By: Chandrashekar Bhat
FOREIGN ministers of Muslim nations began meeting in Pakistan on Tuesday (22) as the country’s leader trumpets his Islamic credentials while at the same time battling the most serious challenge to his rule in four years.
The Organisation of Islamic Cooperation (OIC) is meeting in Islamabad with an ambitious agenda that seeks approval for more than 100 declarations, including aid for financially strapped Afghanistan and support for the Palestinians and Kashmir.
The meeting is also attended by China’s foreign minister Wang Yi despite Beijing being criticised for its treatment of Muslims in Xinjiang province.
But as officials praise Pakistan prime minister Imran Khan for getting the United Nations last week to formally recognise Islamophobia as a global threat, the cricket star-turned-politician faces a no-confidence vote in the National Assembly.
In a hectic week on the political front, the country on Wednesday (23) also celebrates Pakistan Day, with a military parade and flypasts.
The theme for the OIC gathering is “Partnering for Unity, Justice and Development”.
Khan won office through an electorate weary of the two-party dynasties that have dominated Pakistan politics since independence – periods of power punctuated by military coups – but he seems to have lost that support, and perhaps the Army too.
“I think the army leadership must be extremely concerned seeing what is happening on the political scene at the moment,” said Talat Masood, a retired general-turned-political analyst.
Khan has called for a million of his supporters to rally in the capital to put pressure on dozens of National Assembly members who are reported to be considering voting against him.
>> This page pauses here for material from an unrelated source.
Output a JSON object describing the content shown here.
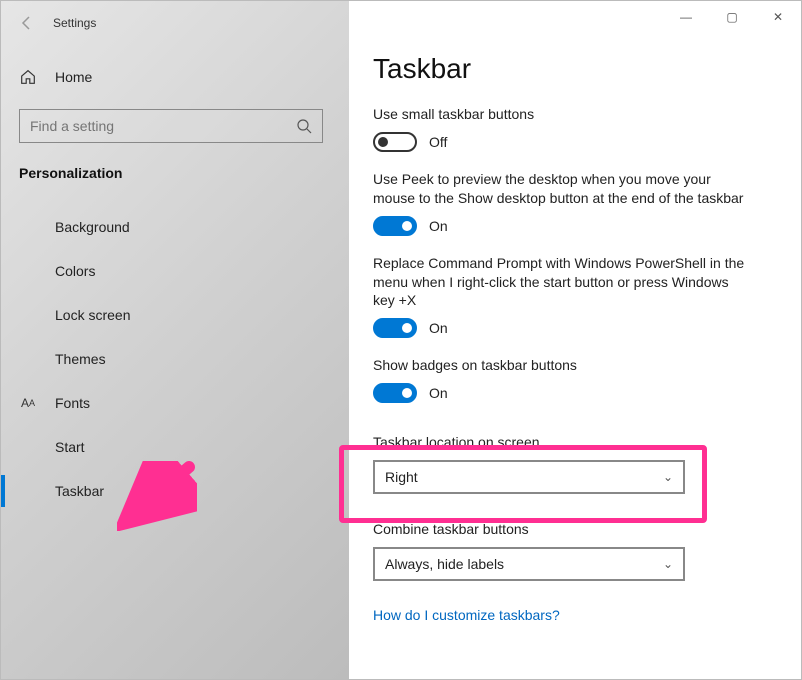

The leaders of the two main opposition parties have also called for their supporters to gather, prompting authorities to declare most of this week a public holiday in the hope of avoiding conflict – particularly during the OIC meeting.
“It is dragging the country to chaos,” Masood said.
“It seems that the government and opposition parties are on a collision course. They don’t seem to solve the problems politically, and rather try to show their street power.”
The no-confidence motion is scheduled to be formally introduced on Friday (25) with a vote next week, but horse-trading is common in Pakistan politics and the rebels could well return to the fold before then.
“He has managed his own and allied political parties poorly,” political analyst Hasan Askari Rizvi said of Khan.
“It was his failure to keep the party and allies together that has brought him to this.”
Although Pakistan escaped the worst of the Covid-19 epidemic, the economy is in the doldrums with soaring inflation, a feeble rupee, and crippling debt.
The return of the Taliban to power in neighbouring Afghanistan has also provoked a resurgence of militancy in Pakistan – including the bombing of a Shiite mosque in Peshawar last month claimed by the local chapter of Daesh that killed more than 60 people.
With flaring domestic issues, Khan has tried to position himself on the international stage, but his insistence on continuing with a visit to Moscow last month as Russian troops invaded Ukraine perplexed even his most ardent admirers.
He was also one of the few world leaders to attend the opening of the Beijing Winter Olympics when others boycotted in protest at China’s human rights record.
There are several scenarios at play for Pakistan this week.
Khan’s PTI party is pursuing a court case against rebellious members that could force them to follow the whip.
Another tactic is for parties to, quite literally, hold lawmakers hostage and prevent them from voting or having a quorum.
And even if Khan does lose the vote, there will likely be a series of challenges both inside and outside the assembly.